* Task details: All lines of the entries with "badge" in them must be listed.

* App and web page records:
%%
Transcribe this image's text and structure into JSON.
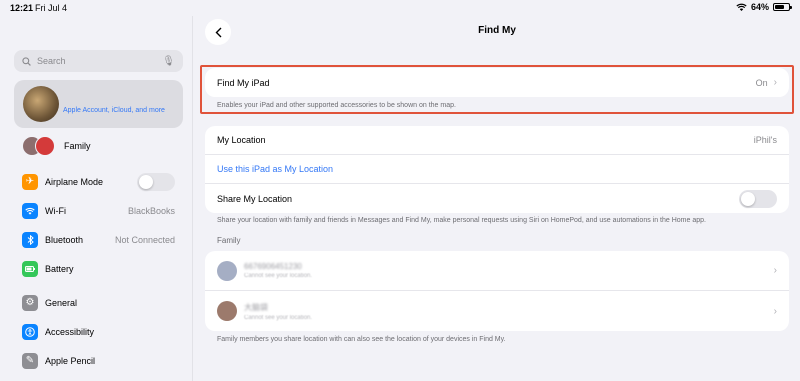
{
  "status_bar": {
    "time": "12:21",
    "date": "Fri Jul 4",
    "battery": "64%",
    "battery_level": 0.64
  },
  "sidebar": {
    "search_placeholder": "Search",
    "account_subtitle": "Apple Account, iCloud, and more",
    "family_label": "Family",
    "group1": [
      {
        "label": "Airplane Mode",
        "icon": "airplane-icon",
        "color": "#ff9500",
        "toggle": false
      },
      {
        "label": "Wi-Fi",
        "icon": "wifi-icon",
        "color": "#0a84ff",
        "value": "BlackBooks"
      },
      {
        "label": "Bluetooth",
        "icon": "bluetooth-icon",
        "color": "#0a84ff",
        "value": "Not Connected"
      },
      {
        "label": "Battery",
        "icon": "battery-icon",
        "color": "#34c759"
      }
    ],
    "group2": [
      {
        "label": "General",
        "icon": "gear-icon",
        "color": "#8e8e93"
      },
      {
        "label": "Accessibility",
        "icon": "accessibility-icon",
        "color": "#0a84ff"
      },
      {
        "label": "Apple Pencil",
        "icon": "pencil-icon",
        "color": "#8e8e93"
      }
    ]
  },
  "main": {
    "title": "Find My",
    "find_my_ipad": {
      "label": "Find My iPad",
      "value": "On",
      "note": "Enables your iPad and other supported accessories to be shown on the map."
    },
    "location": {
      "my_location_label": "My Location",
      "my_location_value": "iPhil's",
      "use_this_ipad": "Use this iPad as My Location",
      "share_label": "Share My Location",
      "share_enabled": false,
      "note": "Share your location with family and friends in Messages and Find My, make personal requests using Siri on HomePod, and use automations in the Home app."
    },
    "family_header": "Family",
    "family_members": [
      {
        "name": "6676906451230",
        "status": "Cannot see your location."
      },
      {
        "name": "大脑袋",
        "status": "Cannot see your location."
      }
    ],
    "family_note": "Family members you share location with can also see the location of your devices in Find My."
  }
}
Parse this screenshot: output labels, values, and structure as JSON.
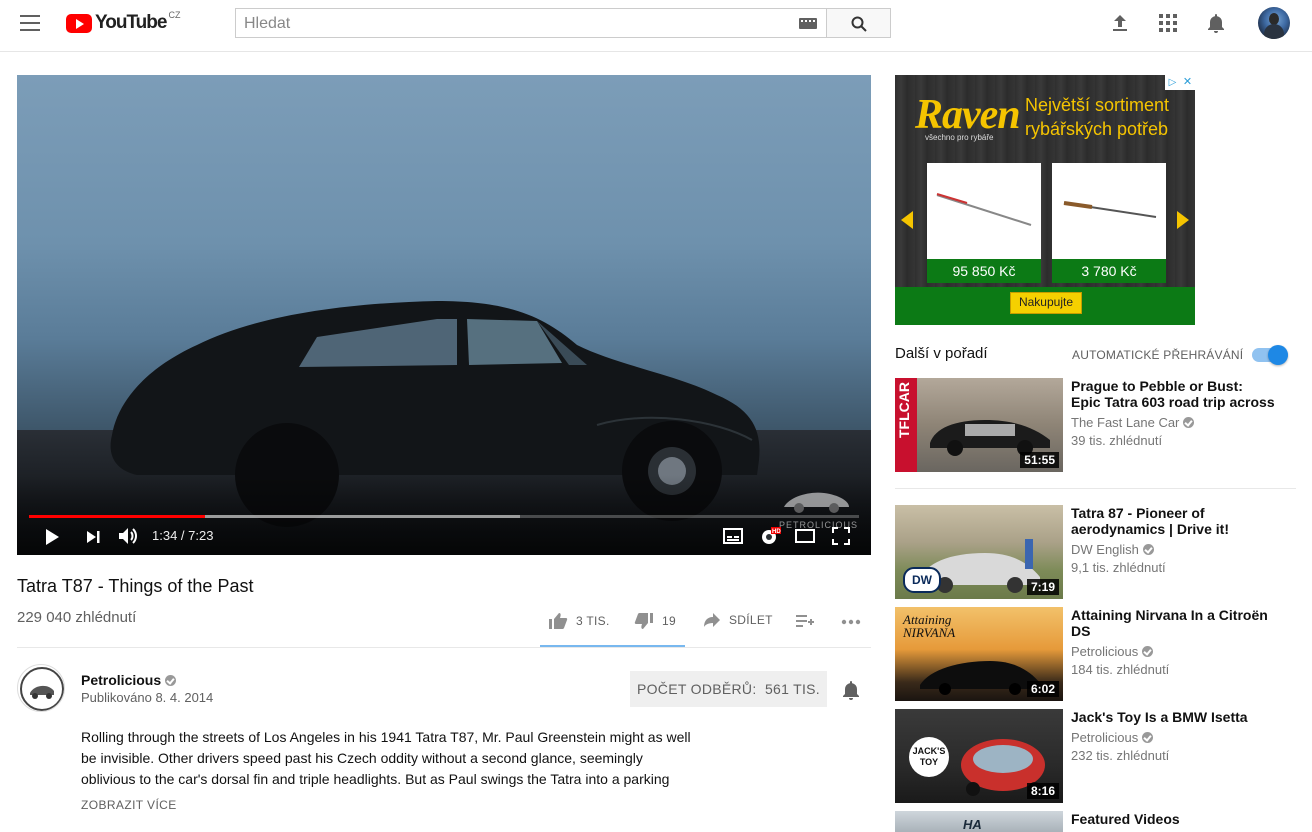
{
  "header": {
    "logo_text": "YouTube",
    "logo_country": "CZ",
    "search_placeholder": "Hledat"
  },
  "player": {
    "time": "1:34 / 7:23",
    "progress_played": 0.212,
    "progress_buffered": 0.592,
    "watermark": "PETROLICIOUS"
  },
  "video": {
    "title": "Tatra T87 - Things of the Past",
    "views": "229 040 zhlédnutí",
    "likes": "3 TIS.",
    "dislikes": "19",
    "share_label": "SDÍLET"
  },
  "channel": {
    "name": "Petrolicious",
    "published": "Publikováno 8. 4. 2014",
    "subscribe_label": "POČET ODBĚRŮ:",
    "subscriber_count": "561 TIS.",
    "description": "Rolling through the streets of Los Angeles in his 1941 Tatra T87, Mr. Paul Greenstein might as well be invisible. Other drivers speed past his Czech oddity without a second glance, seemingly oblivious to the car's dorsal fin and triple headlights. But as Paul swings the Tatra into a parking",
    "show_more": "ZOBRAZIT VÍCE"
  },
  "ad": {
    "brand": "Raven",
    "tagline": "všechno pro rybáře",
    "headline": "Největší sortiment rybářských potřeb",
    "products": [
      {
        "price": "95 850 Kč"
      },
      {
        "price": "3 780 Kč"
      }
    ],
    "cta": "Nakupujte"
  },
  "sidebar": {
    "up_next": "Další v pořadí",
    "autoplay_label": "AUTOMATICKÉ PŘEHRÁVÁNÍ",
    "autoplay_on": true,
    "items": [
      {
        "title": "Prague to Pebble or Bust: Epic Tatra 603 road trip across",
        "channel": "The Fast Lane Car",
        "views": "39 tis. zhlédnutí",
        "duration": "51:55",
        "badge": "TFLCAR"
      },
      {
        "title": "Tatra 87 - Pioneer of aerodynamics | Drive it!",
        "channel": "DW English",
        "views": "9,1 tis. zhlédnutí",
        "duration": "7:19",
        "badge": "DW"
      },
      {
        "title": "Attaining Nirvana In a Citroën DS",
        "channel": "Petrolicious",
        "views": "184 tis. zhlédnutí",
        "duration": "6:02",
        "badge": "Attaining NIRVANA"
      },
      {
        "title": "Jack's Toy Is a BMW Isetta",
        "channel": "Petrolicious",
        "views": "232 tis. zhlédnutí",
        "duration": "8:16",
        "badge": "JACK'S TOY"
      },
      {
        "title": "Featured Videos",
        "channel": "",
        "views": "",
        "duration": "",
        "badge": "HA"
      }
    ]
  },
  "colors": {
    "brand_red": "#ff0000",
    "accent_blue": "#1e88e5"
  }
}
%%
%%
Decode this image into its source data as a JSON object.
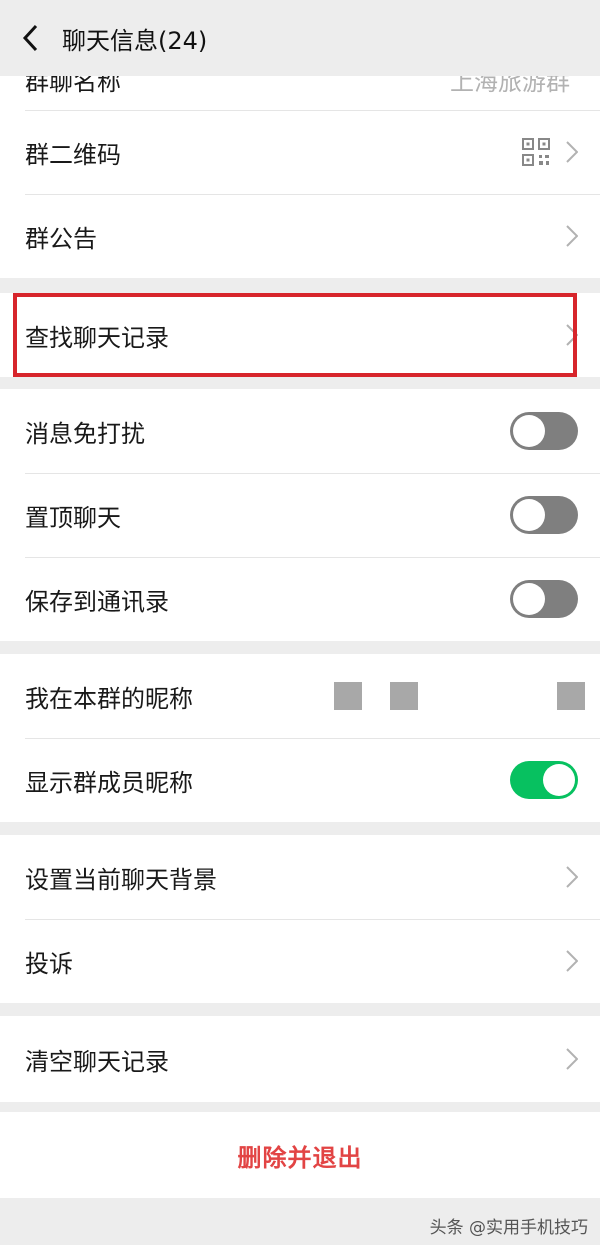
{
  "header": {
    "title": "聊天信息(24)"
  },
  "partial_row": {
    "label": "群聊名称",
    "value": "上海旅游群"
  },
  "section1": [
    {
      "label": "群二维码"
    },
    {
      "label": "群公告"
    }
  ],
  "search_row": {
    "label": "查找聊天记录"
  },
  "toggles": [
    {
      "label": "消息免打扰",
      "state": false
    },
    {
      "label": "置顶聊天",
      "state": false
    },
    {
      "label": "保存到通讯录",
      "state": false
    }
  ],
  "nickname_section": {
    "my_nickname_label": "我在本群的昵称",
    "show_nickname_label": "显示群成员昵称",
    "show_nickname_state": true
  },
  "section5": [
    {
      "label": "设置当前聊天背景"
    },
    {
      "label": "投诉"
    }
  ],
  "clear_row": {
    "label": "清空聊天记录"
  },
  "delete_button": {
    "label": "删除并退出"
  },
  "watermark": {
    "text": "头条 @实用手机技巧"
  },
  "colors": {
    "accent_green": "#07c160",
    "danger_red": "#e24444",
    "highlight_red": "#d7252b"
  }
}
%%
* Response:
        "badge": "TFLCAR"
        "badge": "DW"
        "badge": "Attaining NIRVANA"
        "badge": "JACK'S TOY"
        "badge": "HA"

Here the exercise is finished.